Even very premature babies benefit from skin to skin contact with their parents, research suggests, BBC reported.
A Canadian study found that cuddling babies born as early as 28 weeks reduced the stress of painful medical procedures which many must undergo.
Writing in the journal BMC Pediatrics, the McGill University team said it might aid the recovery process.
UK neonatal units do not always encourage skin to skin contact, said a London-based expert studying the issue.
There is already some evidence that regular cuddling can help babies, even those dependent on incubators, not only by promoting their health, but by encouraging a parental bond which could be important to their progress in months to come.
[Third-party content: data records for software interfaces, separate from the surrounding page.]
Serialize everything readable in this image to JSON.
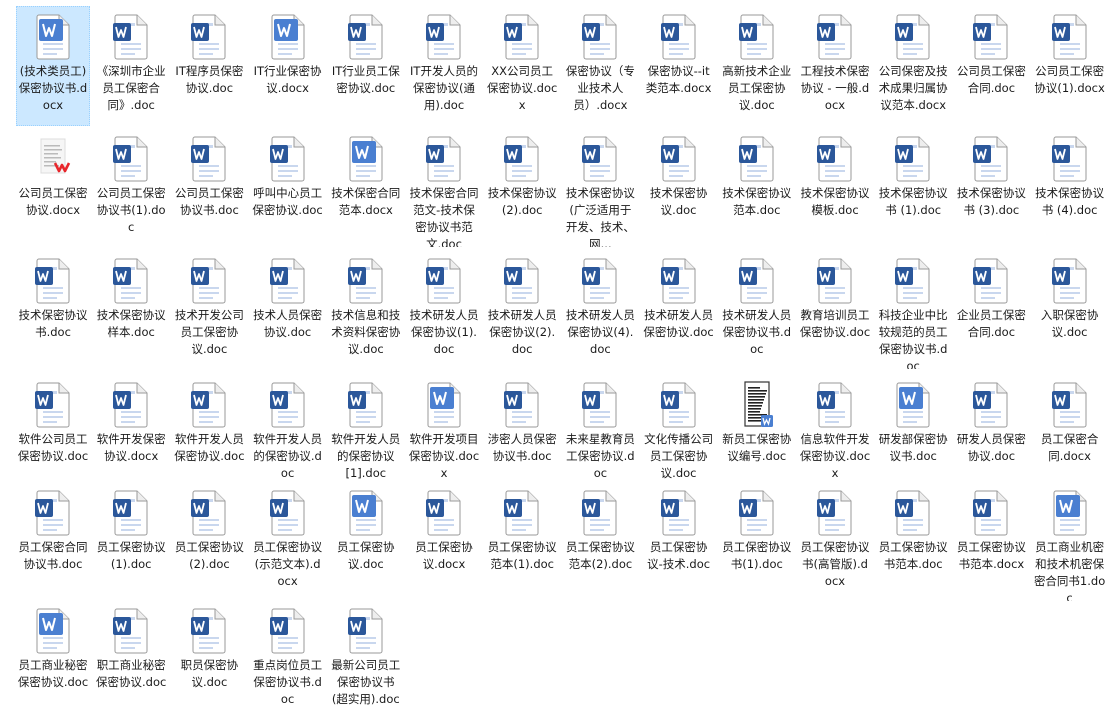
{
  "colors": {
    "word_blue": "#2b579a",
    "word_blue_light": "#4a7fd1",
    "selection_bg": "#cce8ff",
    "wps_red": "#e8262b"
  },
  "selected_index": 0,
  "files": [
    {
      "name": "(技术类员工)保密协议书.docx",
      "icon": "word-doc-icon"
    },
    {
      "name": "《深圳市企业员工保密合同》.doc",
      "icon": "word-doc-icon"
    },
    {
      "name": "IT程序员保密协议.doc",
      "icon": "word-doc-icon"
    },
    {
      "name": "IT行业保密协议.docx",
      "icon": "word-doc-icon"
    },
    {
      "name": "IT行业员工保密协议.doc",
      "icon": "word-doc-icon"
    },
    {
      "name": "IT开发人员的保密协议(通用).doc",
      "icon": "word-doc-icon"
    },
    {
      "name": "XX公司员工保密协议.docx",
      "icon": "word-doc-icon"
    },
    {
      "name": "保密协议（专业技术人员）.docx",
      "icon": "word-doc-icon"
    },
    {
      "name": "保密协议--it类范本.docx",
      "icon": "word-doc-icon"
    },
    {
      "name": "高新技术企业员工保密协议.doc",
      "icon": "word-doc-icon"
    },
    {
      "name": "工程技术保密协议 - 一般.docx",
      "icon": "word-doc-icon"
    },
    {
      "name": "公司保密及技术成果归属协议范本.docx",
      "icon": "word-doc-icon"
    },
    {
      "name": "公司员工保密合同.doc",
      "icon": "word-doc-icon"
    },
    {
      "name": "公司员工保密协议(1).docx",
      "icon": "word-doc-icon"
    },
    {
      "name": "公司员工保密协议.docx",
      "icon": "wps-doc-thumbnail-icon"
    },
    {
      "name": "公司员工保密协议书(1).doc",
      "icon": "word-doc-icon"
    },
    {
      "name": "公司员工保密协议书.doc",
      "icon": "word-doc-icon"
    },
    {
      "name": "呼叫中心员工保密协议.doc",
      "icon": "word-doc-icon"
    },
    {
      "name": "技术保密合同范本.docx",
      "icon": "word-doc-icon"
    },
    {
      "name": "技术保密合同范文-技术保密协议书范文.doc",
      "icon": "word-doc-icon"
    },
    {
      "name": "技术保密协议 (2).doc",
      "icon": "word-doc-icon"
    },
    {
      "name": "技术保密协议(广泛适用于开发、技术、网...",
      "icon": "word-doc-icon"
    },
    {
      "name": "技术保密协议.doc",
      "icon": "word-doc-icon"
    },
    {
      "name": "技术保密协议范本.doc",
      "icon": "word-doc-icon"
    },
    {
      "name": "技术保密协议模板.doc",
      "icon": "word-doc-icon"
    },
    {
      "name": "技术保密协议书 (1).doc",
      "icon": "word-doc-icon"
    },
    {
      "name": "技术保密协议书 (3).doc",
      "icon": "word-doc-icon"
    },
    {
      "name": "技术保密协议书 (4).doc",
      "icon": "word-doc-icon"
    },
    {
      "name": "技术保密协议书.doc",
      "icon": "word-doc-icon"
    },
    {
      "name": "技术保密协议样本.doc",
      "icon": "word-doc-icon"
    },
    {
      "name": "技术开发公司员工保密协议.doc",
      "icon": "word-doc-icon"
    },
    {
      "name": "技术人员保密协议.doc",
      "icon": "word-doc-icon"
    },
    {
      "name": "技术信息和技术资料保密协议.doc",
      "icon": "word-doc-icon"
    },
    {
      "name": "技术研发人员保密协议(1).doc",
      "icon": "word-doc-icon"
    },
    {
      "name": "技术研发人员保密协议(2).doc",
      "icon": "word-doc-icon"
    },
    {
      "name": "技术研发人员保密协议(4).doc",
      "icon": "word-doc-icon"
    },
    {
      "name": "技术研发人员保密协议.doc",
      "icon": "word-doc-icon"
    },
    {
      "name": "技术研发人员保密协议书.doc",
      "icon": "word-doc-icon"
    },
    {
      "name": "教育培训员工保密协议.doc",
      "icon": "word-doc-icon"
    },
    {
      "name": "科技企业中比较规范的员工保密协议书.doc",
      "icon": "word-doc-icon"
    },
    {
      "name": "企业员工保密合同.doc",
      "icon": "word-doc-icon"
    },
    {
      "name": "入职保密协议.doc",
      "icon": "word-doc-icon"
    },
    {
      "name": "软件公司员工保密协议.doc",
      "icon": "word-doc-icon"
    },
    {
      "name": "软件开发保密协议.docx",
      "icon": "word-doc-icon"
    },
    {
      "name": "软件开发人员保密协议.doc",
      "icon": "word-doc-icon"
    },
    {
      "name": "软件开发人员的保密协议.doc",
      "icon": "word-doc-icon"
    },
    {
      "name": "软件开发人员的保密协议[1].doc",
      "icon": "word-doc-icon"
    },
    {
      "name": "软件开发项目保密协议.docx",
      "icon": "word-doc-icon"
    },
    {
      "name": "涉密人员保密协议书.doc",
      "icon": "word-doc-icon"
    },
    {
      "name": "未来星教育员工保密协议.doc",
      "icon": "word-doc-icon"
    },
    {
      "name": "文化传播公司员工保密协议.doc",
      "icon": "word-doc-icon"
    },
    {
      "name": "新员工保密协议编号.doc",
      "icon": "scan-doc-thumbnail-icon"
    },
    {
      "name": "信息软件开发保密协议.docx",
      "icon": "word-doc-icon"
    },
    {
      "name": "研发部保密协议书.doc",
      "icon": "word-doc-icon"
    },
    {
      "name": "研发人员保密协议.doc",
      "icon": "word-doc-icon"
    },
    {
      "name": "员工保密合同.docx",
      "icon": "word-doc-icon"
    },
    {
      "name": "员工保密合同协议书.doc",
      "icon": "word-doc-icon"
    },
    {
      "name": "员工保密协议 (1).doc",
      "icon": "word-doc-icon"
    },
    {
      "name": "员工保密协议 (2).doc",
      "icon": "word-doc-icon"
    },
    {
      "name": "员工保密协议(示范文本).docx",
      "icon": "word-doc-icon"
    },
    {
      "name": "员工保密协议.doc",
      "icon": "word-doc-icon"
    },
    {
      "name": "员工保密协议.docx",
      "icon": "word-doc-icon"
    },
    {
      "name": "员工保密协议范本(1).doc",
      "icon": "word-doc-icon"
    },
    {
      "name": "员工保密协议范本(2).doc",
      "icon": "word-doc-icon"
    },
    {
      "name": "员工保密协议-技术.doc",
      "icon": "word-doc-icon"
    },
    {
      "name": "员工保密协议书(1).doc",
      "icon": "word-doc-icon"
    },
    {
      "name": "员工保密协议书(高管版).docx",
      "icon": "word-doc-icon"
    },
    {
      "name": "员工保密协议书范本.doc",
      "icon": "word-doc-icon"
    },
    {
      "name": "员工保密协议书范本.docx",
      "icon": "word-doc-icon"
    },
    {
      "name": "员工商业机密和技术机密保密合同书1.doc",
      "icon": "word-doc-icon"
    },
    {
      "name": "员工商业秘密保密协议.doc",
      "icon": "word-doc-icon"
    },
    {
      "name": "职工商业秘密保密协议.doc",
      "icon": "word-doc-icon"
    },
    {
      "name": "职员保密协议.doc",
      "icon": "word-doc-icon"
    },
    {
      "name": "重点岗位员工保密协议书.doc",
      "icon": "word-doc-icon"
    },
    {
      "name": "最新公司员工保密协议书(超实用).doc",
      "icon": "word-doc-icon"
    }
  ]
}
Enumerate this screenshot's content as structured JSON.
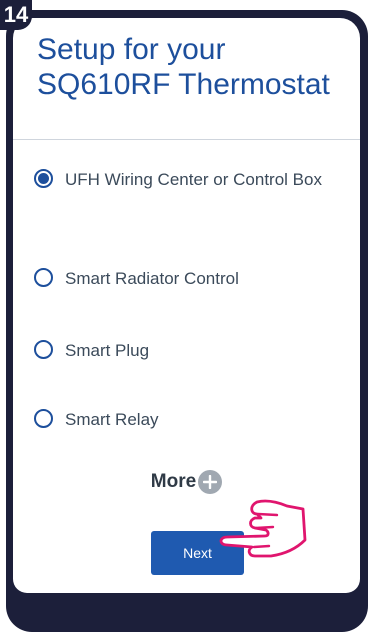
{
  "step": "14",
  "header": {
    "title": "Setup for your SQ610RF Thermostat"
  },
  "options": [
    {
      "label": "UFH Wiring Center or Control Box",
      "selected": true
    },
    {
      "label": "Smart Radiator Control",
      "selected": false
    },
    {
      "label": "Smart Plug",
      "selected": false
    },
    {
      "label": "Smart Relay",
      "selected": false
    }
  ],
  "more": {
    "label": "More"
  },
  "next": {
    "label": "Next"
  },
  "colors": {
    "primary": "#1f5ab0",
    "title": "#1d4f9c",
    "frame": "#1c1f3a",
    "pointer": "#e0156e"
  },
  "icons": {
    "more": "plus-circle-icon",
    "pointer": "pointing-hand-icon"
  }
}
This study is the first to look at extremely premature babies, born between 28 and 31 weeks.
It was previously thought by some experts that such young babies were not developed enough to benefit from human touch.
A common test used in neonatal units is the "heel prick" blood test, which produces a sample which can be used to check blood sugar levels.
This is inevitably painful for the baby, and in some cases, it can take minutes for this distress to recede - which could be a problem for a baby whose health is in the balance.
The McGill researchers carried out the test on some babies who were being actively cuddled, skin to skin, measuring facial expressions, heart rate and blood oxygen levels to assess the amount of pain suffered.
Pain scores after 90 seconds for the cuddled babies were much lower than for those who were not cuddled.
Half the cuddled babies did not show any facial expression of pain when undergoing a heel prick test.
Lead researcher Celeste Johnston said that the shorter recovery time could help maintain the baby's health.
"The pain response in very preterm neonates appears to be reduced by skin-to-skin maternal contact," she said.
Professor Linda Franck, from the Institute of Child Health in London, said that parents were often not encouraged to have skin to skin contact with their premature babies in UK neonatal units, despite growing evidence that it could help.
She said: "Neonatal units can be very intimidating places, and parents often do not know the best way to get involved.
"Parents want to do the right thing, but the message is difficult to get out there.
"This study suggests that, even for the very youngest premature babies, skin to skin contact can reduce the stress response."
She is currently carrying out a pilot study in four London units which is using a variety of methods, including skin to skin contact, to encourage parents to become more involved with the care of their newborn children.